* **EXERCISE OBJECTIVE**
Copy all entries exactly, and wherever an entry holds a picture, leave that picture out.

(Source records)
========================================

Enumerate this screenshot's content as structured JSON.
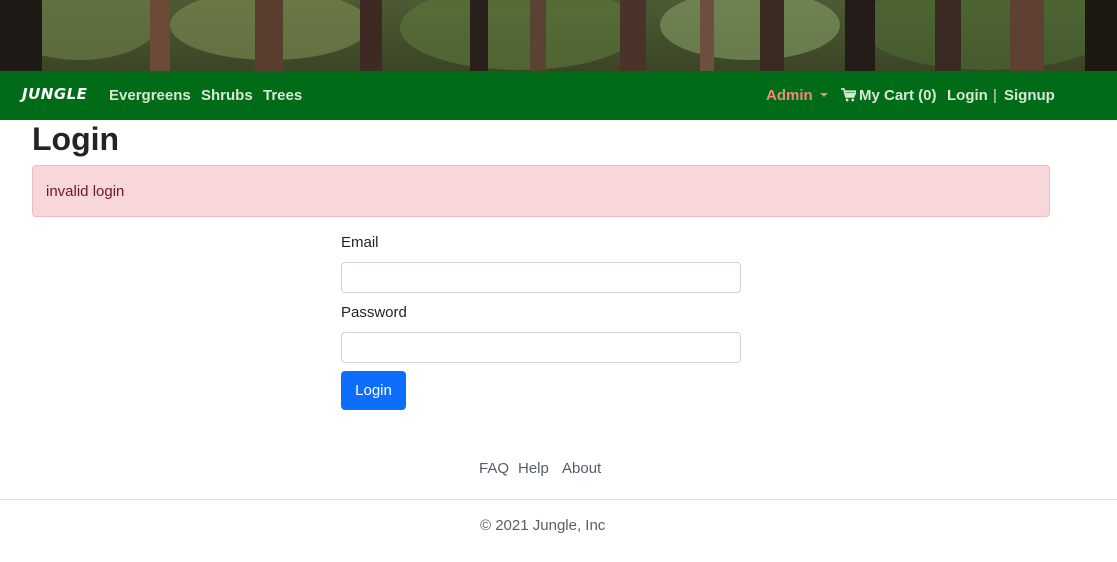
{
  "nav": {
    "brand": "JUNGLE",
    "links": [
      {
        "label": "Evergreens"
      },
      {
        "label": "Shrubs"
      },
      {
        "label": "Trees"
      }
    ],
    "admin": "Admin",
    "cart": "My Cart (0)",
    "login": "Login",
    "divider": "|",
    "signup": "Signup"
  },
  "page": {
    "title": "Login",
    "alert": "invalid login"
  },
  "form": {
    "email_label": "Email",
    "email_value": "",
    "password_label": "Password",
    "password_value": "",
    "submit_label": "Login"
  },
  "footer": {
    "links": [
      {
        "label": "FAQ"
      },
      {
        "label": "Help"
      },
      {
        "label": "About"
      }
    ],
    "copyright": "© 2021 Jungle, Inc"
  },
  "colors": {
    "navbar": "#016c17",
    "admin": "#f08a78",
    "alert_bg": "#f8d7da",
    "button": "#0d6efd"
  },
  "icons": [
    "cart-icon",
    "caret-down-icon"
  ]
}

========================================

* **FINAL ANSWER**
Enumerate this screenshot's content as structured JSON.
{
  "nav": {
    "brand": "JUNGLE",
    "links": [
      {
        "label": "Evergreens"
      },
      {
        "label": "Shrubs"
      },
      {
        "label": "Trees"
      }
    ],
    "admin": "Admin",
    "cart": "My Cart (0)",
    "login": "Login",
    "divider": "|",
    "signup": "Signup"
  },
  "page": {
    "title": "Login",
    "alert": "invalid login"
  },
  "form": {
    "email_label": "Email",
    "email_value": "",
    "password_label": "Password",
    "password_value": "",
    "submit_label": "Login"
  },
  "footer": {
    "links": [
      {
        "label": "FAQ"
      },
      {
        "label": "Help"
      },
      {
        "label": "About"
      }
    ],
    "copyright": "© 2021 Jungle, Inc"
  },
  "colors": {
    "navbar": "#016c17",
    "admin": "#f08a78",
    "alert_bg": "#f8d7da",
    "button": "#0d6efd"
  },
  "icons": [
    "cart-icon",
    "caret-down-icon"
  ]
}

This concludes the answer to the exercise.